EXERCISE:
Every record must come back exactly as given.

[DATA LISTING — start]

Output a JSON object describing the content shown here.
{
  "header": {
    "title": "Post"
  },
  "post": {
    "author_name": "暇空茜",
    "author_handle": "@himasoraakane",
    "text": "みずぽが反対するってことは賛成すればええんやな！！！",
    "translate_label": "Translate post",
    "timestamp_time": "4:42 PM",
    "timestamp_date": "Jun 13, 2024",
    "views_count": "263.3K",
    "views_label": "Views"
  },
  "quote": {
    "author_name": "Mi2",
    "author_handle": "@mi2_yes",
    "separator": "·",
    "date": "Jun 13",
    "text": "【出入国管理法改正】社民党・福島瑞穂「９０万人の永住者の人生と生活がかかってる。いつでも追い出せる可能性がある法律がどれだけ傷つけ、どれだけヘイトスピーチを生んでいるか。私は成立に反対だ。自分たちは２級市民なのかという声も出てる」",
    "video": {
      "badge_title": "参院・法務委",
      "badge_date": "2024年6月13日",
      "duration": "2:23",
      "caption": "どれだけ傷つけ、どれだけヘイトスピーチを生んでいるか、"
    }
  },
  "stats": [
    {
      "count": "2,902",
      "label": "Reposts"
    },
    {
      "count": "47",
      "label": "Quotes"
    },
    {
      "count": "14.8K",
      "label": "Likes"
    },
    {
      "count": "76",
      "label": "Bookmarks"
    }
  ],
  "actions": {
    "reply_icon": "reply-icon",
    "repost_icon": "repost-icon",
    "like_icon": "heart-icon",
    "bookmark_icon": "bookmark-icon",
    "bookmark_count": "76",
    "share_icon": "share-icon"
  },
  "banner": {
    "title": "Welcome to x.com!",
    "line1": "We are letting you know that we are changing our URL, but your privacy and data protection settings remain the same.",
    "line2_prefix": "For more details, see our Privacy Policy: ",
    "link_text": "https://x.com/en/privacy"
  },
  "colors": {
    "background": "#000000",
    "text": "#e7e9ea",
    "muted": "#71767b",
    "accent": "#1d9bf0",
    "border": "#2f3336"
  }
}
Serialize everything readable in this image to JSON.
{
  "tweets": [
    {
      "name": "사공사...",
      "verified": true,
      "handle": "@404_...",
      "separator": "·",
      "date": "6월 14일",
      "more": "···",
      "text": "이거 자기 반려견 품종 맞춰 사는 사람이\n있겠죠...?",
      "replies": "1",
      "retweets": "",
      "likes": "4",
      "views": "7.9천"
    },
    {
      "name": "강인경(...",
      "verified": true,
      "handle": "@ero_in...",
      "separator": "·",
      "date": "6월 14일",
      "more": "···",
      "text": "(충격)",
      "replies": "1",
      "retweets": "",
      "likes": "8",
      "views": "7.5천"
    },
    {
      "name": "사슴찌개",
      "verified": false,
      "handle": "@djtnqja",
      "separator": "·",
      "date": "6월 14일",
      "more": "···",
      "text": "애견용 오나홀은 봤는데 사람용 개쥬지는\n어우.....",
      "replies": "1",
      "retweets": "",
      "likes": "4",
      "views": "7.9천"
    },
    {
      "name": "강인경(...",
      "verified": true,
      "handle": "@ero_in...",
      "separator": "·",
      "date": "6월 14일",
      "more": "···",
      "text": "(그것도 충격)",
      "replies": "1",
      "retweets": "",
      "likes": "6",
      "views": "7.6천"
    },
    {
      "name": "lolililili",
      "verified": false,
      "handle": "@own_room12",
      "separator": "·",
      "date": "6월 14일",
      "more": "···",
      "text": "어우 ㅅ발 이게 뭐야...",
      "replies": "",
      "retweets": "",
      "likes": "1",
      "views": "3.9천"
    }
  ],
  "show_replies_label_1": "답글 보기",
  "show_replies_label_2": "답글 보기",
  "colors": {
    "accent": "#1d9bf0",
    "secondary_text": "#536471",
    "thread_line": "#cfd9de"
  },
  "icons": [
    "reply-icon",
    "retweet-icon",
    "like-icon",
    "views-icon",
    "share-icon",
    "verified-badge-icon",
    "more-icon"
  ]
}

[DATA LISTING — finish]

SOLUTION FOR THIS PROBLEM:
Output a JSON object describing the content shown here.
{
  "header": {
    "title": "Post"
  },
  "post": {
    "author_name": "暇空茜",
    "author_handle": "@himasoraakane",
    "text": "みずぽが反対するってことは賛成すればええんやな！！！",
    "translate_label": "Translate post",
    "timestamp_time": "4:42 PM",
    "timestamp_date": "Jun 13, 2024",
    "views_count": "263.3K",
    "views_label": "Views"
  },
  "quote": {
    "author_name": "Mi2",
    "author_handle": "@mi2_yes",
    "separator": "·",
    "date": "Jun 13",
    "text": "【出入国管理法改正】社民党・福島瑞穂「９０万人の永住者の人生と生活がかかってる。いつでも追い出せる可能性がある法律がどれだけ傷つけ、どれだけヘイトスピーチを生んでいるか。私は成立に反対だ。自分たちは２級市民なのかという声も出てる」",
    "video": {
      "badge_title": "参院・法務委",
      "badge_date": "2024年6月13日",
      "duration": "2:23",
      "caption": "どれだけ傷つけ、どれだけヘイトスピーチを生んでいるか、"
    }
  },
  "stats": [
    {
      "count": "2,902",
      "label": "Reposts"
    },
    {
      "count": "47",
      "label": "Quotes"
    },
    {
      "count": "14.8K",
      "label": "Likes"
    },
    {
      "count": "76",
      "label": "Bookmarks"
    }
  ],
  "actions": {
    "reply_icon": "reply-icon",
    "repost_icon": "repost-icon",
    "like_icon": "heart-icon",
    "bookmark_icon": "bookmark-icon",
    "bookmark_count": "76",
    "share_icon": "share-icon"
  },
  "banner": {
    "title": "Welcome to x.com!",
    "line1": "We are letting you know that we are changing our URL, but your privacy and data protection settings remain the same.",
    "line2_prefix": "For more details, see our Privacy Policy: ",
    "link_text": "https://x.com/en/privacy"
  },
  "colors": {
    "background": "#000000",
    "text": "#e7e9ea",
    "muted": "#71767b",
    "accent": "#1d9bf0",
    "border": "#2f3336"
  }
}
Serialize everything readable in this image to JSON.
{
  "tweets": [
    {
      "name": "사공사...",
      "verified": true,
      "handle": "@404_...",
      "separator": "·",
      "date": "6월 14일",
      "more": "···",
      "text": "이거 자기 반려견 품종 맞춰 사는 사람이\n있겠죠...?",
      "replies": "1",
      "retweets": "",
      "likes": "4",
      "views": "7.9천"
    },
    {
      "name": "강인경(...",
      "verified": true,
      "handle": "@ero_in...",
      "separator": "·",
      "date": "6월 14일",
      "more": "···",
      "text": "(충격)",
      "replies": "1",
      "retweets": "",
      "likes": "8",
      "views": "7.5천"
    },
    {
      "name": "사슴찌개",
      "verified": false,
      "handle": "@djtnqja",
      "separator": "·",
      "date": "6월 14일",
      "more": "···",
      "text": "애견용 오나홀은 봤는데 사람용 개쥬지는\n어우.....",
      "replies": "1",
      "retweets": "",
      "likes": "4",
      "views": "7.9천"
    },
    {
      "name": "강인경(...",
      "verified": true,
      "handle": "@ero_in...",
      "separator": "·",
      "date": "6월 14일",
      "more": "···",
      "text": "(그것도 충격)",
      "replies": "1",
      "retweets": "",
      "likes": "6",
      "views": "7.6천"
    },
    {
      "name": "lolililili",
      "verified": false,
      "handle": "@own_room12",
      "separator": "·",
      "date": "6월 14일",
      "more": "···",
      "text": "어우 ㅅ발 이게 뭐야...",
      "replies": "",
      "retweets": "",
      "likes": "1",
      "views": "3.9천"
    }
  ],
  "show_replies_label_1": "답글 보기",
  "show_replies_label_2": "답글 보기",
  "colors": {
    "accent": "#1d9bf0",
    "secondary_text": "#536471",
    "thread_line": "#cfd9de"
  },
  "icons": [
    "reply-icon",
    "retweet-icon",
    "like-icon",
    "views-icon",
    "share-icon",
    "verified-badge-icon",
    "more-icon"
  ]
}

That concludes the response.